BOSTON (WBZ NewsRadio) — On Beacon Hill, lawmakers discussed a bill that would allow college athletes to profit when their schools or the National College Athletic Association uses their name, image, or likeness.
The bill, S. 2454, An Act Relative To College Athlete Compensation, addresses the current reality—where thousands of jerseys can be sold with a student athlete's name, and the student won't see a sent.
The legislation was filed by State Sen. Barry Finegold, who told WBZ NewsRadio's Madison Rogers it's a matter of fairness and equity, as well as sending a message to the NCAA.
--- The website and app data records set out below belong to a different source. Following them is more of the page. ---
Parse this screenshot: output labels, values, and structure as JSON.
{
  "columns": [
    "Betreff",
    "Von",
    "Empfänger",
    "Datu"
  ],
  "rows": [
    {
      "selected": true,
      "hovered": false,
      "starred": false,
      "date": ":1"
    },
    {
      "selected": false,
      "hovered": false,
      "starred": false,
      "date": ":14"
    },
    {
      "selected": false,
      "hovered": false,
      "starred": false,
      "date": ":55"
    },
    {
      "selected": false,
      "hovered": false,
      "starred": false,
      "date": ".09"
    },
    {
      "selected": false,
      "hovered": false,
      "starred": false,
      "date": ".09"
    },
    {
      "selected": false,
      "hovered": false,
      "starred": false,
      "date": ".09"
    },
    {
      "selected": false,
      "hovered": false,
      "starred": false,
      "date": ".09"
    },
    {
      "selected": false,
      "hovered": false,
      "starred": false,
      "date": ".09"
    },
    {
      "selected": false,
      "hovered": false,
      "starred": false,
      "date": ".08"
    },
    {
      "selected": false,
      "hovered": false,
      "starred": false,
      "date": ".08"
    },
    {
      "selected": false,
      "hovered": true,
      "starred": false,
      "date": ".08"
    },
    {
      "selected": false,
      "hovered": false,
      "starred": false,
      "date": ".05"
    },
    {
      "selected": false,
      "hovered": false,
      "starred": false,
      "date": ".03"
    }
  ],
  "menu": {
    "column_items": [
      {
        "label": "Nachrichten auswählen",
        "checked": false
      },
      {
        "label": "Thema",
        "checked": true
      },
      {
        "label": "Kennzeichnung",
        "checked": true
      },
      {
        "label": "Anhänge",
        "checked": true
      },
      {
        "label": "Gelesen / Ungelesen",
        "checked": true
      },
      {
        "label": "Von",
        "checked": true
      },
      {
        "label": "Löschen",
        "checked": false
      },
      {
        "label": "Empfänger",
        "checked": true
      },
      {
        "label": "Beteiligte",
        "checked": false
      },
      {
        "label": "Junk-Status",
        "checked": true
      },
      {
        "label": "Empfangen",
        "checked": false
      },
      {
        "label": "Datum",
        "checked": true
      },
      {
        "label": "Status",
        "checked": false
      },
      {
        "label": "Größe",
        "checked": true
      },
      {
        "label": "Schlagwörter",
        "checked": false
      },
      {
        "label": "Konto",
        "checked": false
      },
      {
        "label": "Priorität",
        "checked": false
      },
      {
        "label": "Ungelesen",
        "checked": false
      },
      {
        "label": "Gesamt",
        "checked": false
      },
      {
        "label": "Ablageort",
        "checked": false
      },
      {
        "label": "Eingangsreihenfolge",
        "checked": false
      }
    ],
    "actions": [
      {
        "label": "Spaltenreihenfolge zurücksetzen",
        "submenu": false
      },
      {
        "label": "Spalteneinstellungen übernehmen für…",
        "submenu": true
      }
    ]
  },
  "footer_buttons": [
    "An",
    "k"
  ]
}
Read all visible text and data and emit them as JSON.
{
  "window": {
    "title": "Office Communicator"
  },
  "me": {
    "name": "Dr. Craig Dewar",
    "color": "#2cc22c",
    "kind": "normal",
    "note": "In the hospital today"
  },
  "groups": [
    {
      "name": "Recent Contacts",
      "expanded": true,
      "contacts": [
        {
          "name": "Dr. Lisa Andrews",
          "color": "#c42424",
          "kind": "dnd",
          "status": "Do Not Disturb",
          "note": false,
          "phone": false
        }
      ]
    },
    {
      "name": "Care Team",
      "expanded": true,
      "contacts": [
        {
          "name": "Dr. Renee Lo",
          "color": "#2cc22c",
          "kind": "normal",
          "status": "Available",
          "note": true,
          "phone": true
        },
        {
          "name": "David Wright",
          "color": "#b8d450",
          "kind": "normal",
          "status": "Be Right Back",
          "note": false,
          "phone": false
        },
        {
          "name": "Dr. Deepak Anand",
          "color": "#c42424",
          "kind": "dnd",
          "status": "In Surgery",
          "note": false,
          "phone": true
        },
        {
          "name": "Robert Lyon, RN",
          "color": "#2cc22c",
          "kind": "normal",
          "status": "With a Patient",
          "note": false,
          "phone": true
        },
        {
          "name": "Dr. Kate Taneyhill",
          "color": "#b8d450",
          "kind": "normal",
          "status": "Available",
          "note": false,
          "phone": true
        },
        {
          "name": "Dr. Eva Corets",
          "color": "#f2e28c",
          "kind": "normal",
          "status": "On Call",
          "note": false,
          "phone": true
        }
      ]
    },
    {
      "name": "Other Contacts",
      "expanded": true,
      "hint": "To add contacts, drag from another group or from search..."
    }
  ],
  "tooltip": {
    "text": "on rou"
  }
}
State Sen. Barry Finegold at a hearing on the bill Tuesday. (Madison Rogers/WBZ NewsRadio)
Finegold said the bill aims to help low-income and disadvantaged students who are disporportionately affected by the current policy.
"It's become an industry to itself," he said. "You have bowl games where schools loose money, but the people putting on these bowl games are actually making money. This needs to be more about the student athletes, and about the universities."
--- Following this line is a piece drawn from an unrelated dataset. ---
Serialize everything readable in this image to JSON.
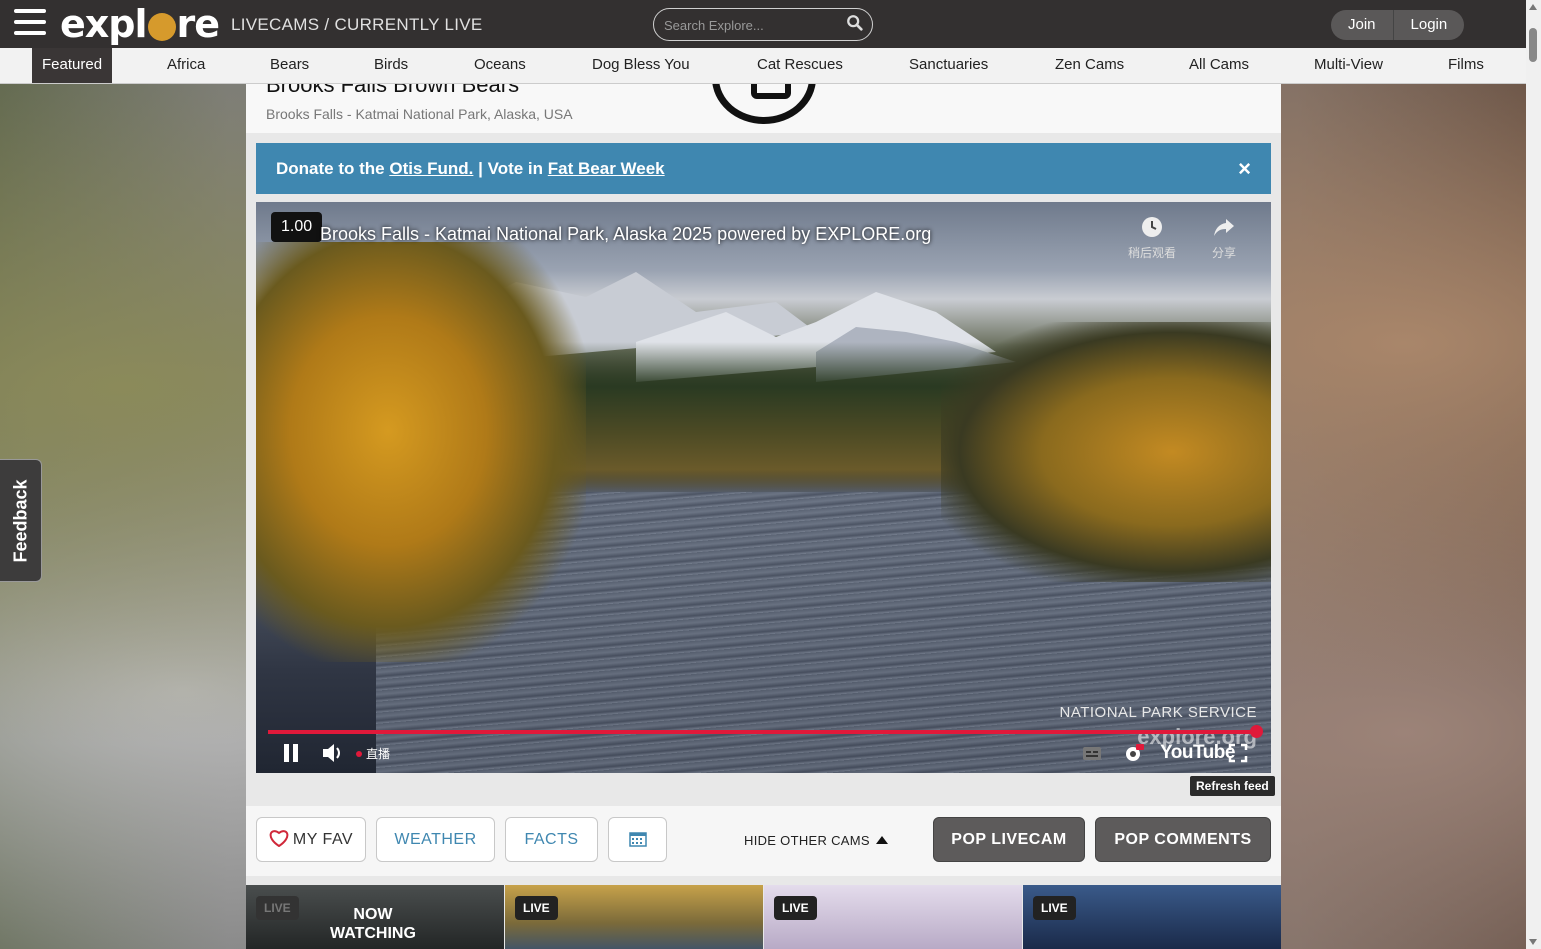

Unlike the House bill filed in November, Sen. Finegold's bill doesn't compensate student athletes for playing; it just lets them profit off their name, image, and likeness.
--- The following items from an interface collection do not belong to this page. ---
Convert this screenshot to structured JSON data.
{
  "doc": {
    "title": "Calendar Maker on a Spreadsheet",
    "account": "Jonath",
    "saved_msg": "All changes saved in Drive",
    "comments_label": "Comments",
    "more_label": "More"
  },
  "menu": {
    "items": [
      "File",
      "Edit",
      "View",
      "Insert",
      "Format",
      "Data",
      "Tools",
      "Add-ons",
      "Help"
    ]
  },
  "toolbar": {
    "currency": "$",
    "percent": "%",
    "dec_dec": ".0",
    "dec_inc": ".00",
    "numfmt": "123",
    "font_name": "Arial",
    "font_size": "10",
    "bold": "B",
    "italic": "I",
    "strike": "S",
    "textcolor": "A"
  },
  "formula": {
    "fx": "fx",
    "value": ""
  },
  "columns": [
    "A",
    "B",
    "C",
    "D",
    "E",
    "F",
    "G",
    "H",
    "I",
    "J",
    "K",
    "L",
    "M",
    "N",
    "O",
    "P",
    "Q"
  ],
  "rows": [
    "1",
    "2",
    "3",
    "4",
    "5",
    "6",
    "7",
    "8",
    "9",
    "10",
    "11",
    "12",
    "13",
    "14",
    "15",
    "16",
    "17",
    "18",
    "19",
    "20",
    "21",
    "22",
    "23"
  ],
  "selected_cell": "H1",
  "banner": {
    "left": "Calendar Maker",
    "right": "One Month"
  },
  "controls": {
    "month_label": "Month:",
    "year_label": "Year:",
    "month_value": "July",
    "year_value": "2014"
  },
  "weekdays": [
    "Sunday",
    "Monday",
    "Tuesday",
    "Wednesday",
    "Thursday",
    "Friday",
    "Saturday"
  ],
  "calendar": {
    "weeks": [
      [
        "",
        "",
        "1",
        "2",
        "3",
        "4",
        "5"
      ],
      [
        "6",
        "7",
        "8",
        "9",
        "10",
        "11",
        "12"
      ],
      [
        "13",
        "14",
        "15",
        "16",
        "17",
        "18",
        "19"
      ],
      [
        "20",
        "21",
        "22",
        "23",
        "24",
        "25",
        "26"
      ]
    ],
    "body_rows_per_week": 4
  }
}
"I feel that if you get a scholarship, that is a fair trade for going to a school," he said.
But the bill would also make it so a student athlete's scholarship couldn't be taken away if they sign with a professional team.
"Someone should be able to stay in school and be able to be drafted by the Celtics, the Patriots, the Bruins, the Red Sox, and be able to graduate from a college or university," Finegold said. "Because most of these athletes, at the end of the day, don't make it in professional sports, and they've given up a degree."
California became the first state to pass a similar bill last year.
WBZ NewsRadio's Madison Rogers (@_madisonrogers) reports